Despite that win and newfound team confidence, Armstrong knows he's back in a competition for the starting spot. With Johnny Stanton right on his heels and Jamal Turner taking snaps, Armstrong can't rest anytime soon.
But after just a few spring practices, he's making a strong case to not just become Nebraska's most improved player, but the Big Ten's.
For Armstrong, his improvement has been about more than just his performance on the field. It's how he leads both on and off of it. That's ultimately what will accelerate him to be a top quarterback in the conference.
His team is clearly on his side. In fact, Ameer Abdullah said that Armstrong was a "huge" factor" in his decision to stay at Nebraska for his senior year.
"He's probably one of the most competitive guys on our team, and that's what you want out of your quarterback, Abullah said, per 247Sports.com's Michael Bruntz. "You want a guy who is hungry to get better, a guy who wants everybody to up their level to get better.”
From the looks of it at practice, that's exactly what Armstrong is aiming to do.
His development as a player was a rocky one in 2013. Fans watched as Armstrong struggled at times to become comfortable in his position as the quarterback. The mistakes could be brushed off as rookie moves.

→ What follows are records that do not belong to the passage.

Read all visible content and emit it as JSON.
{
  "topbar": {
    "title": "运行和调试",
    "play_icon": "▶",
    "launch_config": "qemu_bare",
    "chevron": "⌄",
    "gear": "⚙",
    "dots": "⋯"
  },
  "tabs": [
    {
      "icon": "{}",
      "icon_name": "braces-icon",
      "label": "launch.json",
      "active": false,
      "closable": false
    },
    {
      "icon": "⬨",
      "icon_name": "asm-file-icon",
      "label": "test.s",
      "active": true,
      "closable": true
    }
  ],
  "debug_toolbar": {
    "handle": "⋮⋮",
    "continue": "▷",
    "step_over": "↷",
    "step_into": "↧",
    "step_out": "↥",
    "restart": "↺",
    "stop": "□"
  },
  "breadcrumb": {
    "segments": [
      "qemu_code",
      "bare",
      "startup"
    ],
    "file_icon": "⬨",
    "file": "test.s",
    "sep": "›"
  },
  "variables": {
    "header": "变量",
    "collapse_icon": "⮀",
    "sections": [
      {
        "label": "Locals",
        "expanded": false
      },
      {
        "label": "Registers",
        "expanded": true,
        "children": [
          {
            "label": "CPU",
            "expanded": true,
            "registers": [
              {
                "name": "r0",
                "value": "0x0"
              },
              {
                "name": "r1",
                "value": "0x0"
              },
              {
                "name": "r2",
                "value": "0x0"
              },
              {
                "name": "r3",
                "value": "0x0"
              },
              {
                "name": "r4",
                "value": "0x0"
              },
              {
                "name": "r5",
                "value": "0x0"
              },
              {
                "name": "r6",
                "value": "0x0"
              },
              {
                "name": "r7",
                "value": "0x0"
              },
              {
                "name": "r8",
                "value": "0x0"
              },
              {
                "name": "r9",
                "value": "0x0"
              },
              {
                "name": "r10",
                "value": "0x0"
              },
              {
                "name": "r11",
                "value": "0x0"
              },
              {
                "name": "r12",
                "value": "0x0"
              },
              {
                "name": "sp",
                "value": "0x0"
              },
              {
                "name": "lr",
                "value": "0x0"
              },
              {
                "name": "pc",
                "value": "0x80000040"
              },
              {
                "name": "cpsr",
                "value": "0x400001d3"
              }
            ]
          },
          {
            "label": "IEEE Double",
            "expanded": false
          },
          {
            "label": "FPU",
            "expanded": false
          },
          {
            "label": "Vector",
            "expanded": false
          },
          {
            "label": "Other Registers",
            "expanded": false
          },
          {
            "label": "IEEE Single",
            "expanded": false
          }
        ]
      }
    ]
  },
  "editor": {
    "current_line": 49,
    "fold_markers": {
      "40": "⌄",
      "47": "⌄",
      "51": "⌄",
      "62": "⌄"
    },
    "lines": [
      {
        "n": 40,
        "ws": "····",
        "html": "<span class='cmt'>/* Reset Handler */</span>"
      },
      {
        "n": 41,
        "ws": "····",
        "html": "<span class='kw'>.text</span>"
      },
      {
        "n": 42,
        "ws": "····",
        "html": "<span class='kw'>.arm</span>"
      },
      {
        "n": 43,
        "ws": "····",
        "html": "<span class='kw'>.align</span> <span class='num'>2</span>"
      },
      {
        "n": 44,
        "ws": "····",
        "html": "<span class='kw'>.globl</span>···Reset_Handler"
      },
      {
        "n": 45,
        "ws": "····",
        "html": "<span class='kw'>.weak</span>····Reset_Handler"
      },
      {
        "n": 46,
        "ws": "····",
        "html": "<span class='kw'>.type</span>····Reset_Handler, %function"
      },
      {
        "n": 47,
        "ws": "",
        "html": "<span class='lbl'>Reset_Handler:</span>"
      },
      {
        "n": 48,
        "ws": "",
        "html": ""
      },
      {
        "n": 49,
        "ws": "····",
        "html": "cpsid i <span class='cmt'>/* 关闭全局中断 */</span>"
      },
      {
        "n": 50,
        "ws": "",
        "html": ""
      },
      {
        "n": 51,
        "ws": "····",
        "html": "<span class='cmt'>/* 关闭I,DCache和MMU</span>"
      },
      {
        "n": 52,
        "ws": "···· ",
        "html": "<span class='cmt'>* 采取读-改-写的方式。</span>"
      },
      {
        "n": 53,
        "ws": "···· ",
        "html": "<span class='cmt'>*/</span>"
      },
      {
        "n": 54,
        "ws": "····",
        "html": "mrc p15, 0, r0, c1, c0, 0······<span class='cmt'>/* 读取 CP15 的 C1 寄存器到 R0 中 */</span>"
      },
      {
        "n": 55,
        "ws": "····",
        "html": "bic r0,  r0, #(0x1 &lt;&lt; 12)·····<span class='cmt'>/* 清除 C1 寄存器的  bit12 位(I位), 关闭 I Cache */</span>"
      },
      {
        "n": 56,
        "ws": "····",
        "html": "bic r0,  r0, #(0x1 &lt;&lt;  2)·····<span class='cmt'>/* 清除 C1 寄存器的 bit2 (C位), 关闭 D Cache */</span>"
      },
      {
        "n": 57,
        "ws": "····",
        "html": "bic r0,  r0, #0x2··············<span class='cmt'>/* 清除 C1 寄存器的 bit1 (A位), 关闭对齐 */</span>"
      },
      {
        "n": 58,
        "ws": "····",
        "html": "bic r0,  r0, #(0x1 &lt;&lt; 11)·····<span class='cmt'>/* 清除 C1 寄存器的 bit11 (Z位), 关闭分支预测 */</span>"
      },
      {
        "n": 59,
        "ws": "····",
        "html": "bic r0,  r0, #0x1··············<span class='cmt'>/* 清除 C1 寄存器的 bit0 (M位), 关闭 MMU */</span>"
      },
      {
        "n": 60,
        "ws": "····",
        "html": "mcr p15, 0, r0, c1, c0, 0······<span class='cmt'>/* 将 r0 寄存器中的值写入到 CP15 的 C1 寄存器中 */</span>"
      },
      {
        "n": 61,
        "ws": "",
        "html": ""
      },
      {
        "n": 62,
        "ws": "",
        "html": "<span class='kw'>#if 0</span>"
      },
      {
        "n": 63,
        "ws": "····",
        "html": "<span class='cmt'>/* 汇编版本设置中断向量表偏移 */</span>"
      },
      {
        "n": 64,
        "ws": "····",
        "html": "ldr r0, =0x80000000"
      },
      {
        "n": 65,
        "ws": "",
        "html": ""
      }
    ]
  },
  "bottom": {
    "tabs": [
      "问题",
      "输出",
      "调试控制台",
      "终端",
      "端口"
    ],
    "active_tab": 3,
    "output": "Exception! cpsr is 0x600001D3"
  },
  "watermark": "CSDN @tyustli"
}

But that's not the case anymore. Armstrong looks more in control on the field as he works out during Nebraska's spring practice. That confidence is what makes him appear as more of a leader every single day.
“We need him to be a leader,” Abdullah told ESPN.com's Sherman. “All the guys look up to him, because, let’s face it, he touches the ball every play.”
And Stanton is providing a good level of competition for Armstrong. As he works to improve his leadership skills, Stanton is pushing the now-veteran quarterback to be the best he can be on the field.
There's an advantage to that, too.
The 2013 season felt like a big learning opportunity for Armstrong. There were moments where he shined and fans could see the potential. There were also bumps in the road, but Armstrong often overcame.
As spring practice rolls on, Armstrong continues to show that as his leadership skills strengthen, he is on track to becoming the Big Ten's most improved player. It may not mean his time on the field will be error-free, but if everything goes as planned, he'll make a big jump before the 2014 season begins.
With the confidence around him and his hard work on the field, Armstrong is guaranteeing that all eyes will be on him next season.